**EXERCISE**
Retype exactly the lines from the one holding "Enumerate this screenshot's" through the final line of the data, both included.

--- SOURCE DATA Enclosed Below ---

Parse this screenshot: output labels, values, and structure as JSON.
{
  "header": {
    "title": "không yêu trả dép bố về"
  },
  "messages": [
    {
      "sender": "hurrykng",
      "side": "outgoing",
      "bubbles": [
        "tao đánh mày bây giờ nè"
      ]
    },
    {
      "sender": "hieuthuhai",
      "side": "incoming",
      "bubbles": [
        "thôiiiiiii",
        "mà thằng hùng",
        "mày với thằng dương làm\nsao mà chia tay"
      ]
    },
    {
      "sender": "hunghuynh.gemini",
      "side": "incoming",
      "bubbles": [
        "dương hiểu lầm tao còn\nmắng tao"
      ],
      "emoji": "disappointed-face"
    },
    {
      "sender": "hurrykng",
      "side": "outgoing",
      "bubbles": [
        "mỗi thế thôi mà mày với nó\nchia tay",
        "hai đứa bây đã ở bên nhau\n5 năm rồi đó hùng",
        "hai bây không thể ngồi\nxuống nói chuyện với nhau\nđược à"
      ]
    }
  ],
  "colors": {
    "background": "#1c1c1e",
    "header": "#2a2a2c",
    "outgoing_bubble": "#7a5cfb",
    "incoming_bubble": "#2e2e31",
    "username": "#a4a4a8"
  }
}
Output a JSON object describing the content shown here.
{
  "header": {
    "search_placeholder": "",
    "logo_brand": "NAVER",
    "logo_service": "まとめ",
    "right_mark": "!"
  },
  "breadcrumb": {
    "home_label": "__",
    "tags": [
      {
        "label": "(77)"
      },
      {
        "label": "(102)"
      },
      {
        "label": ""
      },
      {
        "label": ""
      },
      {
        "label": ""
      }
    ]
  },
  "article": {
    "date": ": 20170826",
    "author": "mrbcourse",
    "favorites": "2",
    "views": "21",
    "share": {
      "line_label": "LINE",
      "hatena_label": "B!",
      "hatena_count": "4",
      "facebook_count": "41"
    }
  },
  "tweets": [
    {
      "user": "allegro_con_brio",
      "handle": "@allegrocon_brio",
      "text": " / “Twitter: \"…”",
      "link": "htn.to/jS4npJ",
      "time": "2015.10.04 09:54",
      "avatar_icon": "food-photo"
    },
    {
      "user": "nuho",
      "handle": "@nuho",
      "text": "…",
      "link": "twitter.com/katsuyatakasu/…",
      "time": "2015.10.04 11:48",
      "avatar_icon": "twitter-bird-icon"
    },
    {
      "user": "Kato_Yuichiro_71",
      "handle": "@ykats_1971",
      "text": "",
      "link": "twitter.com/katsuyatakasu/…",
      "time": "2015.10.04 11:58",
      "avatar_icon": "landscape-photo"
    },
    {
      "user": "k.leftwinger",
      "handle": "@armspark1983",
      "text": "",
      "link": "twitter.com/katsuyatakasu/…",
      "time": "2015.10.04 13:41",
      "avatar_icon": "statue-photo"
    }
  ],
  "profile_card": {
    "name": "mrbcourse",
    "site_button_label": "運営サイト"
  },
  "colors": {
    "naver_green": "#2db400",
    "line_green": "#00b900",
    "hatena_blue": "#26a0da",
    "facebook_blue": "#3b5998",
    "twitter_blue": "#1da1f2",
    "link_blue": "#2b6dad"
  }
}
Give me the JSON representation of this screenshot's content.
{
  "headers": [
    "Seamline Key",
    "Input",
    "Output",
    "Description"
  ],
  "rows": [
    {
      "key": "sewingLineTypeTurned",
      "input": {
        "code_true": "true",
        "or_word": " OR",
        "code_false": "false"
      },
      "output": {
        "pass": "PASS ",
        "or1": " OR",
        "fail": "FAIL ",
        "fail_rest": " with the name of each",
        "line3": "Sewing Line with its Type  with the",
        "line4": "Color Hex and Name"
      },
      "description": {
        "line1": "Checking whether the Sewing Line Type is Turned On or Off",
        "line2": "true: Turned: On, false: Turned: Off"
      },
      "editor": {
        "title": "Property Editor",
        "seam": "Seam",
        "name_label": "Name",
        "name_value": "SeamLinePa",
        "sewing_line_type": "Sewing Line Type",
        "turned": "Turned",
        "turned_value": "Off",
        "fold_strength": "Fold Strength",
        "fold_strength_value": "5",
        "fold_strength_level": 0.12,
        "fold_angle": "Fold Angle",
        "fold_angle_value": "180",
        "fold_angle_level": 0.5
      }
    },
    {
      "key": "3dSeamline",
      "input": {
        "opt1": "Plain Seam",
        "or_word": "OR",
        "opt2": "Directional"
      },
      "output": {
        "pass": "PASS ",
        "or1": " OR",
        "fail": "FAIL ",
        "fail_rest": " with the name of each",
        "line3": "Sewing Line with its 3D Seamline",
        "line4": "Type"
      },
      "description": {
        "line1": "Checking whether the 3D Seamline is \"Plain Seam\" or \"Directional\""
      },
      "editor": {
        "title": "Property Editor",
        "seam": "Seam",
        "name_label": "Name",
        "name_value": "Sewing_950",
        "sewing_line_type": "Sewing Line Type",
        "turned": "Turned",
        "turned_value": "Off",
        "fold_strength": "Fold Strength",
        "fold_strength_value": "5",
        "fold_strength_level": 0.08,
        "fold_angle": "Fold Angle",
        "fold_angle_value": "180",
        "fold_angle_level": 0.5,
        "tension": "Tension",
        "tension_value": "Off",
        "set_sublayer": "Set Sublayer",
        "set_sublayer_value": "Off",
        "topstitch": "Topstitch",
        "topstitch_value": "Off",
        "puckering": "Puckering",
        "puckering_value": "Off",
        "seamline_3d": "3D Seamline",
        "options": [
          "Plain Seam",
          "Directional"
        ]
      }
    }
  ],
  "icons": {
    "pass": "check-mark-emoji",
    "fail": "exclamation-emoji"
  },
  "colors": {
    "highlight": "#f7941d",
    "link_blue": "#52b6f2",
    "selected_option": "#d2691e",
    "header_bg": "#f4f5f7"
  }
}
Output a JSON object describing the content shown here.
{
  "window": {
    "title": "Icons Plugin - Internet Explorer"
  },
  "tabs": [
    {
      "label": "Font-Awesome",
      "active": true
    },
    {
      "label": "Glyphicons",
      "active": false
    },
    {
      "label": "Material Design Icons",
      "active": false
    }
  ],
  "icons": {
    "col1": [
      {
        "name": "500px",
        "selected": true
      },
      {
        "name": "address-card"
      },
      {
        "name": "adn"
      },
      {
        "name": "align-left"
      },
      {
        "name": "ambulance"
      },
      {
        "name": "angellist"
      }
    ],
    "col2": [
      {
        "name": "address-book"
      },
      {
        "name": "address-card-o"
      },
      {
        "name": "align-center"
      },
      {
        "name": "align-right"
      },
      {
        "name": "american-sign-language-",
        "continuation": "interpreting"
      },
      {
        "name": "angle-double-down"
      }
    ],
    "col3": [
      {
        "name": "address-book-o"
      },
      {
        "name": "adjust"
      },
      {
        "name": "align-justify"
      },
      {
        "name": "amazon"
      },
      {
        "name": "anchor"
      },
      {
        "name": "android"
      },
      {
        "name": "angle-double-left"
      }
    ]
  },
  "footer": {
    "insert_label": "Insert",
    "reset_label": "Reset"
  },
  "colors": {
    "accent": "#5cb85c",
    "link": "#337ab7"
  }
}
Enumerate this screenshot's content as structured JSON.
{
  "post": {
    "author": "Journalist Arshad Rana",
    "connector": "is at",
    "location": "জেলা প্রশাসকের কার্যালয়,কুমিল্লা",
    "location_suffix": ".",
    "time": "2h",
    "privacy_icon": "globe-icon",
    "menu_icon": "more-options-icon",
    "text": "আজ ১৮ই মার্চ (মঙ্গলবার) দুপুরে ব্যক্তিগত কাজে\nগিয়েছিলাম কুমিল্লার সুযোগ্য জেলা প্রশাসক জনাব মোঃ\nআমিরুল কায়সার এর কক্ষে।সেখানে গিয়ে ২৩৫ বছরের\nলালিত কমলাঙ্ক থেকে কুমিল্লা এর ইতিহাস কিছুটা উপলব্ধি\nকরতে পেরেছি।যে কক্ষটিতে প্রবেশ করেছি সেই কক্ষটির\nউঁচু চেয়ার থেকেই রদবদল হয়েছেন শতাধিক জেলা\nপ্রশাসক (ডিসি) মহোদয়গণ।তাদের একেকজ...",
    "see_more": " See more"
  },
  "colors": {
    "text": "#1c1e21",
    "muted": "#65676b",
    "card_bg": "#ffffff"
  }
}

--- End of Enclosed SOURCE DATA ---

**ANSWER**
Enumerate this screenshot's content as structured JSON.
{
  "post": {
    "author": "Journalist Arshad Rana",
    "connector": "is at",
    "location": "জেলা প্রশাসকের কার্যালয়,কুমিল্লা",
    "location_suffix": ".",
    "time": "2h",
    "privacy_icon": "globe-icon",
    "menu_icon": "more-options-icon",
    "text": "আজ ১৮ই মার্চ (মঙ্গলবার) দুপুরে ব্যক্তিগত কাজে\nগিয়েছিলাম কুমিল্লার সুযোগ্য জেলা প্রশাসক জনাব মোঃ\nআমিরুল কায়সার এর কক্ষে।সেখানে গিয়ে ২৩৫ বছরের\nলালিত কমলাঙ্ক থেকে কুমিল্লা এর ইতিহাস কিছুটা উপলব্ধি\nকরতে পেরেছি।যে কক্ষটিতে প্রবেশ করেছি সেই কক্ষটির\nউঁচু চেয়ার থেকেই রদবদল হয়েছেন শতাধিক জেলা\nপ্রশাসক (ডিসি) মহোদয়গণ।তাদের একেকজ...",
    "see_more": " See more"
  },
  "colors": {
    "text": "#1c1e21",
    "muted": "#65676b",
    "card_bg": "#ffffff"
  }
}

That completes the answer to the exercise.